Southern New Zealand dotterels dodging dangers

Department of Conservation —  13/02/2023

By Daniel Cocker, Biodiversity Ranger

Did you know that the critically endangered Southern New Zealand dotterel is only found on Rakiura/Stewart Island? And that they nest in some of the most exposed parts of the country?

Find out more about these incredible birds you’ve probably never heard of…

There are estimated to be less than 145 Southern NZ dotterels left in the world. Photo: Sasha Roselli

Meet our Southern New Zealand dotterels.

These wee birds are incredibly hearty and during nesting they put up with intense winds, rain, hail and even snow on the mountain tops of Rakiura. Despite the wind, there are a few perks for this choice of nesting site – lying beneath the breathtaking colours of the Aurora Australis and the majestic southern night sky.

These birds are very different to the more common Northern New Zealand dotterels found around North Island coastlines. Southern dotterels are hearty and breed on mountain tops unlike there Northern cousins which breed on beaches. Southern birds feed at beaches and estuaries outside of the breeding season. Southern birds are also larger, have darker colouring and have different social behaviours.

New Zealand dotterel population counts:

Southern NZ dotterel population = <145
Northern NZ dotterel population = >2,500

As of April 2022, the official Southern dotterel population was estimated at only 144 individuals. However, the population is expected to have declined by as much as 15-30% after what has been a disappointing breeding season due to high numbers of feral cats as a result of the rat plague on the island last year. Despite dotterel team trapping efforts, we were unable to keep up with the high numbers of feral cats.

Video: Daniel Cocker

The video was taken on Table Hill (what most people commonly known as Northern Tin Range or Ka Puketuroto in Māori) on Rakiura. This bird in the video is MRG (believed to be a female). MRG is sitting on 3 eggs. Her partner is MGB. Unfortunately, this nest along with most of our other nests failed this season. Likely due to a range of reasons including feral cat predation, rats, white-tailed deer and/or infertility.

Most nests appear to have failed and several adult birds were killed by feral cats. It is assumed that there were many more dead birds killed by cats than what were found.

Below are two photos of a dotterel GMGY – affectionately known as Jasmine. Unfortunately Jasmine was last seen alive at Table Hill on the 22nd of December 2022 but was found dead on the 24th of January and had been killed by a feral cat.
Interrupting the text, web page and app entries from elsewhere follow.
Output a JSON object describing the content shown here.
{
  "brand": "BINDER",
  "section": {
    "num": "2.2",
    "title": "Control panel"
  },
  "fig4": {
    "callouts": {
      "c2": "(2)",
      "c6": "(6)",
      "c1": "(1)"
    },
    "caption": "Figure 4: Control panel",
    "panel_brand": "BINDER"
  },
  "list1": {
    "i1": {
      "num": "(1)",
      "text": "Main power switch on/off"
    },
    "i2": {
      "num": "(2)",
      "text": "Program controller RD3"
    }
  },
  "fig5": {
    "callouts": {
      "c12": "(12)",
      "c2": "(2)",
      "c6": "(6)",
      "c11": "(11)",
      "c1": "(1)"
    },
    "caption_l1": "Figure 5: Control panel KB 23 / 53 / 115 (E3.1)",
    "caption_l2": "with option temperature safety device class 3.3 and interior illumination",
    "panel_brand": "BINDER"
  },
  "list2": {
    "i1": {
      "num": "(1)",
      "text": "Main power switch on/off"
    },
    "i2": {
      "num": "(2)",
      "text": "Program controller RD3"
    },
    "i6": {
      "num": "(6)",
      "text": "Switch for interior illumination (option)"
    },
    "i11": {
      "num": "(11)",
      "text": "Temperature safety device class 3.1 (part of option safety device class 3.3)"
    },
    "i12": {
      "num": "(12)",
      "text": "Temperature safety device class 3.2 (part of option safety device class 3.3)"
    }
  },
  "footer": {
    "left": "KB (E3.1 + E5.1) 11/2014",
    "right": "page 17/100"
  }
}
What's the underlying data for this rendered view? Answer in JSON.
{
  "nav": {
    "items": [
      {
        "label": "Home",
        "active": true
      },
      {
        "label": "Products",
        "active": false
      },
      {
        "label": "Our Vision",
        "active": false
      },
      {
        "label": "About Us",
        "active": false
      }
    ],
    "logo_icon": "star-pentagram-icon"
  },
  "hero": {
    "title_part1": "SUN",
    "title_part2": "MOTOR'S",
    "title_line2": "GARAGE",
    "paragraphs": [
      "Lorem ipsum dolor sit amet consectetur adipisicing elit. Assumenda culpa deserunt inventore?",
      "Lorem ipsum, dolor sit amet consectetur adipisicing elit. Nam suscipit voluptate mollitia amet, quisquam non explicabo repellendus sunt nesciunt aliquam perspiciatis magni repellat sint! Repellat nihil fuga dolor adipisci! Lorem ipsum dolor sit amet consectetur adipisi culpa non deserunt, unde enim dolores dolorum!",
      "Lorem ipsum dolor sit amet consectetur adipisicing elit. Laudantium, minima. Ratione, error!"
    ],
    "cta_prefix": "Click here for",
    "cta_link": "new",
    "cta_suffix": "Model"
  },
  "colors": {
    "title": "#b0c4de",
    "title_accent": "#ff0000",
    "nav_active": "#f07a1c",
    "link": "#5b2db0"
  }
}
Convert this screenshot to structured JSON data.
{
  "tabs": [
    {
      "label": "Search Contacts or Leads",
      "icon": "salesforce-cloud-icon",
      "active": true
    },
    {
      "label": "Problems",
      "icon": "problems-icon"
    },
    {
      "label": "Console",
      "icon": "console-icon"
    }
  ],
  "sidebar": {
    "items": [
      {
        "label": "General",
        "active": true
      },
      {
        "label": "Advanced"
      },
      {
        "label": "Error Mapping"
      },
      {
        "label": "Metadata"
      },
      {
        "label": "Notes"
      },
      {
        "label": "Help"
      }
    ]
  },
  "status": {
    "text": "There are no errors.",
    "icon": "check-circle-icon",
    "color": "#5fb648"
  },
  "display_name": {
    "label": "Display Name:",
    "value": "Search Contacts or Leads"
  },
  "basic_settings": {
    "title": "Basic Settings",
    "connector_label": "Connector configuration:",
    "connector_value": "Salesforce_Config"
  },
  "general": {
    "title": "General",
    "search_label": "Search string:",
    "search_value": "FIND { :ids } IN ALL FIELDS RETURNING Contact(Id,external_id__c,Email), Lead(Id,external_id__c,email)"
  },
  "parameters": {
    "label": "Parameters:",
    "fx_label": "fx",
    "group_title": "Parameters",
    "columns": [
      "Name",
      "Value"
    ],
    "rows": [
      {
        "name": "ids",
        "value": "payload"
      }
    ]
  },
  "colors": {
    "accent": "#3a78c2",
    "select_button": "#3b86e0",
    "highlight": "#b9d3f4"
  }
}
The next population census is due to be undertaken in late April when tides are most ideal for counting the birds. We’ll keep you updated.

Learn more on DOC’s website about the New Zealand dotterel/tūturiwhatu.

4 responses to Southern New Zealand dotterels dodging dangers

  1. 
    Trevor Stratton 06/03/2023 at 9:44 pm

    All cats need to be eliminated from Aotearoa. I don’t care if a cat is someone’s precious pet, they need to go. The dotterel and other threatened species is what matters – cats serve no purpose be it in suburbia or in the ‘wild’.

  2. 
    Gordon Kuggeleijn 06/03/2023 at 5:33 pm

    Seems to me we need cullers to target cats as well as deer. I am sure their dogs can do both, when trained to do that. Yes, we messed up the balance in places. We can fix it, if we try. Sorry about the feral cats, they have to go.

  3. 
    Pamela Pope 13/02/2023 at 5:44 pm

    So very sad. Humans are a bad look, we mess up the balance every where we go.

    • 

      In my opinion until the govt bring in registration and de sexing of cats, numbers of feral cats will continue to increase. We live between Queenstown and Arrowtown and have trapped and killed over 40 cats in the last eight years.